The Agribusiness and the Business Economics Comprehensive (Economics) programs are relatively small with few graduates in any given semester. The small number of graduates presents challenges in the assessment process and in reporting assessment data without identifying the specific course/instructor where the data is obtained. In other words, the data used in the assessment process is not an assessment of an individual course or instructor, but rather is a reflection of how successful the overall program is at achieving the student learning outcomes.
To overcome the small sample size, the data for Agribusiness students and Economics students have been combined and are reported in that manner throughout this report. During the 2004-05 academic year, Agribusiness and Economics students were assessed using two direct and one indirect assessment measures.
The direct measures were scores on the Major Field Test and scores on the assessment rubric for student research papers. The nationally normed Major Field Test is given each semester during Finals Week in Administrative Strategy and Policy (BMGT 495) and is a required course for all students in the business division of CBT. The results, which are scored and provided by ETS, can be compared to previous years, as well as other CBT students taking the exam.
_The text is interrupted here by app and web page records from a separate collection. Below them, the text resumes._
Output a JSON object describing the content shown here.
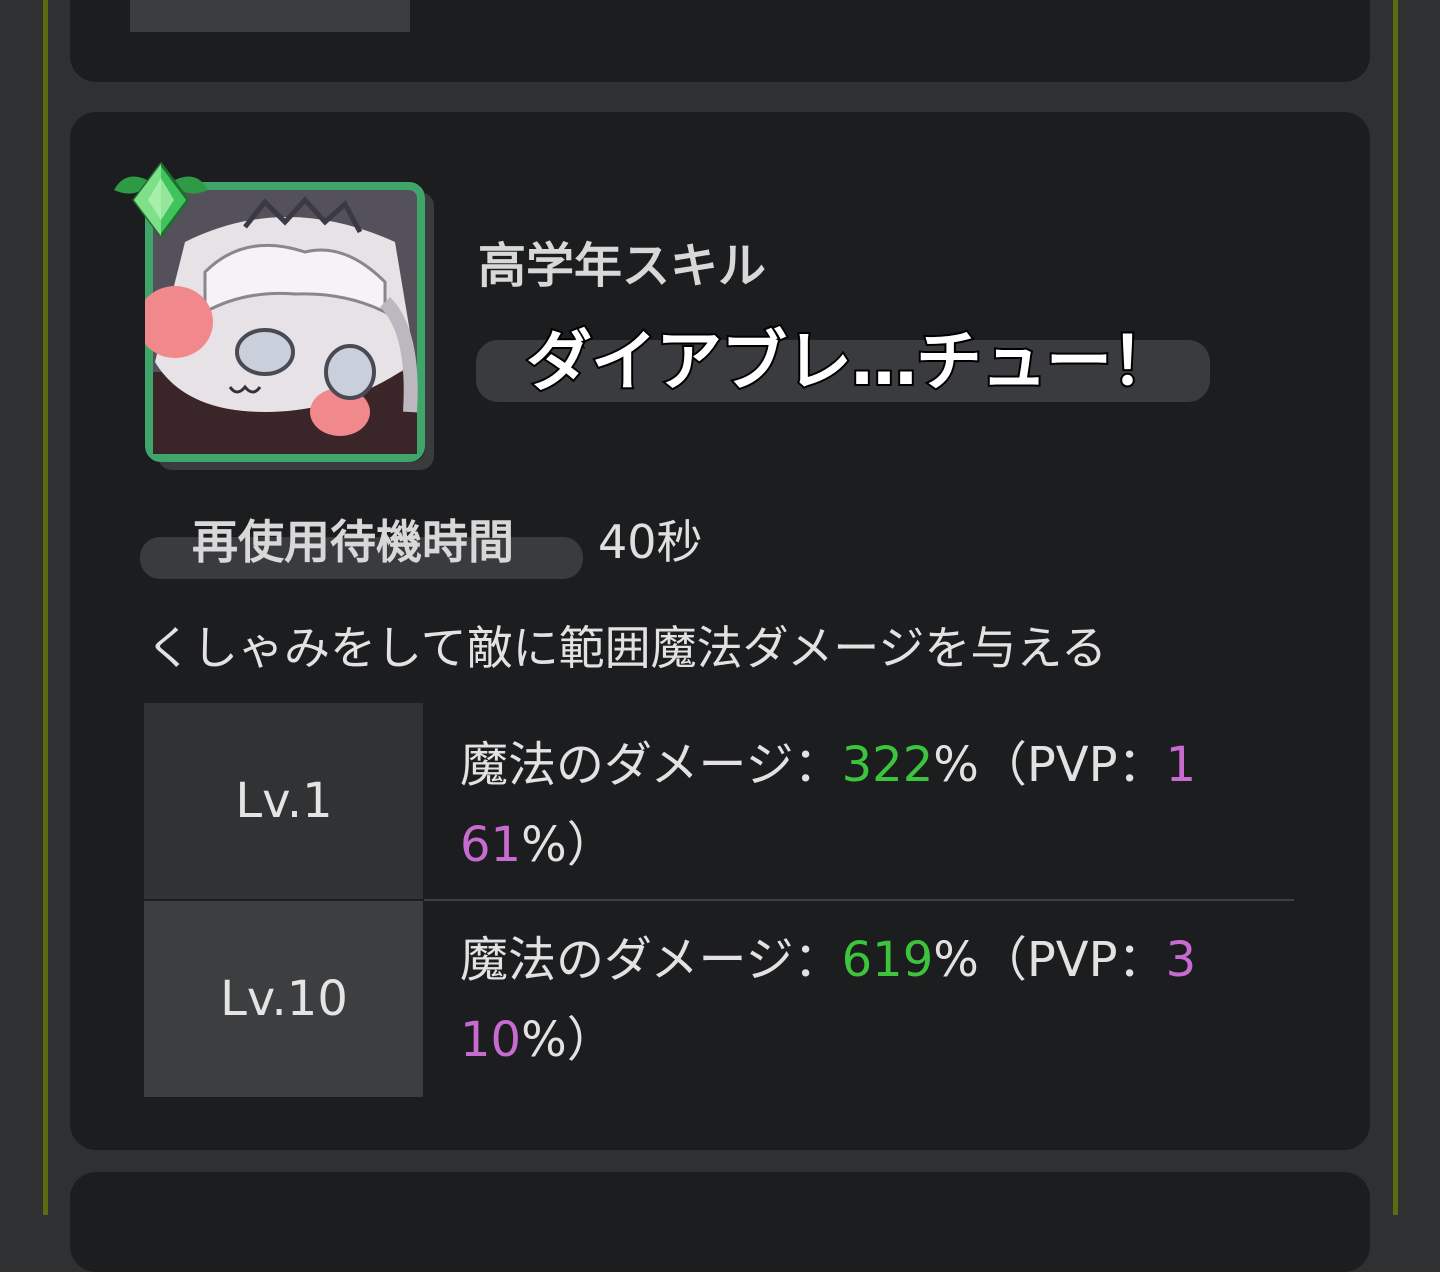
{
  "skill": {
    "type_label": "高学年スキル",
    "name": "ダイアブレ…チュー！",
    "cooldown_label": "再使用待機時間",
    "cooldown_value": "40秒",
    "description": "くしゃみをして敵に範囲魔法ダメージを与える"
  },
  "levels": [
    {
      "label": "Lv.1",
      "effect_prefix": "魔法のダメージ：",
      "damage": "322",
      "pvp_open": "%（PVP：",
      "pvp_line1": "1",
      "pvp_line2": "61",
      "close": "%）"
    },
    {
      "label": "Lv.10",
      "effect_prefix": "魔法のダメージ：",
      "damage": "619",
      "pvp_open": "%（PVP：",
      "pvp_line1": "3",
      "pvp_line2": "10",
      "close": "%）"
    }
  ],
  "colors": {
    "damage": "#3cc43c",
    "pvp": "#c86bd0",
    "avatar_border": "#3fa56b",
    "rail": "#5c6a10"
  },
  "icons": {
    "gem": "green-gem-icon",
    "portrait": "character-portrait"
  }
}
Student research papers are assessed by a faculty panel consisting of two to three faculty members. Each panel member reads and reviews a different set of ten (10) papers randomly selected from upper division (300-400 level) Economics courses using the Department’s assessment rubric. Papers from both Economics and Agribusiness students are combined, as only one Agribusiness professor currently requires research papers.
The indirect measure is the College of Business and Technology Skills Competencies Survey, administered by the Director of the Center for Rural Research and Development.